- [DATA SUPPLIED]
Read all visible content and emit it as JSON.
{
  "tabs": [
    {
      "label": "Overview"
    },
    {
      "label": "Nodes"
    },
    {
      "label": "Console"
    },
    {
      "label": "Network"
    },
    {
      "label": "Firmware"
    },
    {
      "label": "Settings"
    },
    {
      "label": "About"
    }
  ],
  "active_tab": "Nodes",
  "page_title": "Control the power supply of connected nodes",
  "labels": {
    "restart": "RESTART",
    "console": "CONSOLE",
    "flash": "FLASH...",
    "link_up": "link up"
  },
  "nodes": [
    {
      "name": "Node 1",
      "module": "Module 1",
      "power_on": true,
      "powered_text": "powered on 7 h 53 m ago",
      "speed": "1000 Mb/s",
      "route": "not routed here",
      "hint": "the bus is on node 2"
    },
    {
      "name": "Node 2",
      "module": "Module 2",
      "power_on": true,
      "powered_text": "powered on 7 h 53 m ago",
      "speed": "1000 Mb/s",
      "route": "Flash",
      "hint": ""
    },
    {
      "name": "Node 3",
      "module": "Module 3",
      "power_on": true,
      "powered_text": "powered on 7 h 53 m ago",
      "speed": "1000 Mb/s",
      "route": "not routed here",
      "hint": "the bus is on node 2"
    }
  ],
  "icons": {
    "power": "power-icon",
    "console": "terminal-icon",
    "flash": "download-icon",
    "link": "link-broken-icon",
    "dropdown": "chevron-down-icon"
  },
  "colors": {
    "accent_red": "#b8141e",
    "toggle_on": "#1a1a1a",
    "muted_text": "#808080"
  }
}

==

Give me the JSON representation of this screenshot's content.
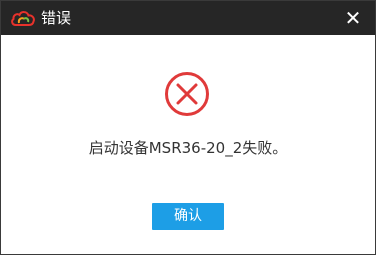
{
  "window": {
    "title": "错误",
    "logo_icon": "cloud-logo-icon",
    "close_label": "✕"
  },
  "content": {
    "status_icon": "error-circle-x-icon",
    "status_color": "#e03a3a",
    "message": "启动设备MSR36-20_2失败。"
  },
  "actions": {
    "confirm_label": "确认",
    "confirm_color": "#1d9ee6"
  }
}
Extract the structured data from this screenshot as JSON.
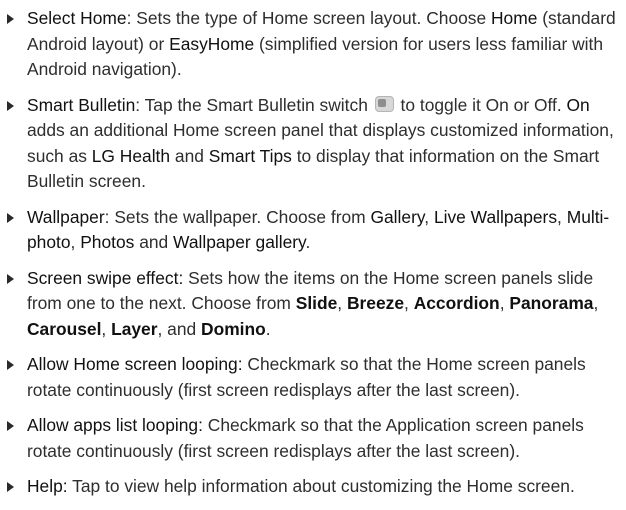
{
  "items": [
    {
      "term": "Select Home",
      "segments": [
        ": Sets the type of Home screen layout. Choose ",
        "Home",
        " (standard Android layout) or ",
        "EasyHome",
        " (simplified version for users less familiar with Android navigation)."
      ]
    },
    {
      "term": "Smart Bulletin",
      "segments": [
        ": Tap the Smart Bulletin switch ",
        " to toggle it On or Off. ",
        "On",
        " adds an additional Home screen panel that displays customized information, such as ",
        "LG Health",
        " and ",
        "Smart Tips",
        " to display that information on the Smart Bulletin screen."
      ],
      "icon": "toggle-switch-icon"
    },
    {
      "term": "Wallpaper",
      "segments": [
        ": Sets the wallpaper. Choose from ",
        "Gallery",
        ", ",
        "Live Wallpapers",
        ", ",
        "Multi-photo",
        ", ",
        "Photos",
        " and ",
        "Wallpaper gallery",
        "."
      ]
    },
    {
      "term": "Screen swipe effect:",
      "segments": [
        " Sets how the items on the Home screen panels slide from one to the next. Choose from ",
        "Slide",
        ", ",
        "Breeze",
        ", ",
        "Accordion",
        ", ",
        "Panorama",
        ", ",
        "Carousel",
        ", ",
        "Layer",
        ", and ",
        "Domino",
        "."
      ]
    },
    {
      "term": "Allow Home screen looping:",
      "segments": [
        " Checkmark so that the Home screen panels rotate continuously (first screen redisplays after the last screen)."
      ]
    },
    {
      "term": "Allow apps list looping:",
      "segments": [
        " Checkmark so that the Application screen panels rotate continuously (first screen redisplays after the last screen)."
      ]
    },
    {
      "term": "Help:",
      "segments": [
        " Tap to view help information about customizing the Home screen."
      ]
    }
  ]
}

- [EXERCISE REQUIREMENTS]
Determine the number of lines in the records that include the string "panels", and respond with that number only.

- [ANSWER BOX]
3